×
Enjoying ad-free content?
Since July 1, 2024, we have disabled all ads to improve your reading experience.
This commitment costs us $10,000 a month. Your support can help us fill the gap.
Support us
Our journalism is banned in Russia. We need your help to keep providing you with the truth.

Russians Won’t Need Visa To Enter Georgia Anymore

TBILISI, Georgia — Georgia will abolish visas for Russians in an effort to attract more investment, President Mikheil Saakashvili said Tuesday.

The offer is a rare gesture of goodwill between the former Soviet republics.

The Kremlin has refused to have any contact with Saakashvili since Russia crushed an assault by Georgia's U.S.-trained military in the Russian-backed rebel region of South Ossetia in August 2008.

In his annual address to parliament Tuesday, Saakashvili proposed unilaterally dropping the visa requirement.

There was no immediate comment from Moscow, but Foreign Minister Sergei Lavrov said last year that Russia has no intention of dropping its visa requirement.
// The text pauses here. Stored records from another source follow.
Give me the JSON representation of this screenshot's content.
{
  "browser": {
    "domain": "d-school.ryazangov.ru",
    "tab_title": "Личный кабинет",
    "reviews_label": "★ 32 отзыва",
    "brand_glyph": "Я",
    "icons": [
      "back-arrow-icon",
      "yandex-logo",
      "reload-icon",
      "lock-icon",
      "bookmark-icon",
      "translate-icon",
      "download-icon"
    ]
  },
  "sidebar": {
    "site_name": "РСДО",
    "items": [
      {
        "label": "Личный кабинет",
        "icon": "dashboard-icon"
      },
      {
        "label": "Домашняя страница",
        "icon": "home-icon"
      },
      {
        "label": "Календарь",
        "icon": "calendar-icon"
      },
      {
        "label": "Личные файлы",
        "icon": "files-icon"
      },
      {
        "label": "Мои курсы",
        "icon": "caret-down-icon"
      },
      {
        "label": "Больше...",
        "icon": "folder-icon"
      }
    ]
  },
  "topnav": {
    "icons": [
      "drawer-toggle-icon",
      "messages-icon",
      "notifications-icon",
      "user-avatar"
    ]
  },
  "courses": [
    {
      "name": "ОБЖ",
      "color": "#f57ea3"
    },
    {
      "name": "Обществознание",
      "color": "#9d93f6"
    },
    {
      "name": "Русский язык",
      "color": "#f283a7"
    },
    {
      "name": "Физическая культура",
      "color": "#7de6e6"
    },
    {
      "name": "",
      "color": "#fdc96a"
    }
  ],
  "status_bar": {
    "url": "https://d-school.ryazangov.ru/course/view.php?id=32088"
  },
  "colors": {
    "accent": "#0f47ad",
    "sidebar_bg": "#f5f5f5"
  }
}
"It's necessary that every Russian businessman knows that he can come to Georgia, spend money, take money out, do business," Saakashvili said. "A more convenient regime for this will be created." Georgia and Russia broke off diplomatic relations after Russia recognized the independence of two Georgian separatist regions that split off after the five-day war.

Saakashvili said Georgia's decision not to block Russia's entry into the World Trade Organization showed that Tbilisi wanted to improve ties with its former imperial ruler.

"Let all Russian businessmen know that Georgia is as attractive a country for them as any other," he said, adding that Georgia's aspirations to join NATO and the European Union remained firmly in place.

However, Vladimir Putin's expected victory in Russia's March 4 presidential election is unlikely to usher in an improvement in ties with Georgia.

(Reuters, AP)

… we have a small favor to ask. As you may have heard, The Moscow Times, an independent news source for over 30 years, has been unjustly branded as a "foreign agent" by the Russian government. This blatant attempt to silence our voice is a direct assault on the integrity of journalism and the values we hold dear.

We, the journalists of The Moscow Times, refuse to be silenced. Our commitment to providing accurate and unbiased reporting on Russia remains unshaken. But we need your help to continue our critical mission.

Your support, no matter how small, makes a world of difference. If you can, please support us monthly starting from just $2. It's quick to set up, and you can be confident that you're making a significant impact every month by supporting open, independent journalism. Thank you.

Once
Monthly
Annual
Continue
paiment methods
Not ready to support today?
Remind me later.

Read more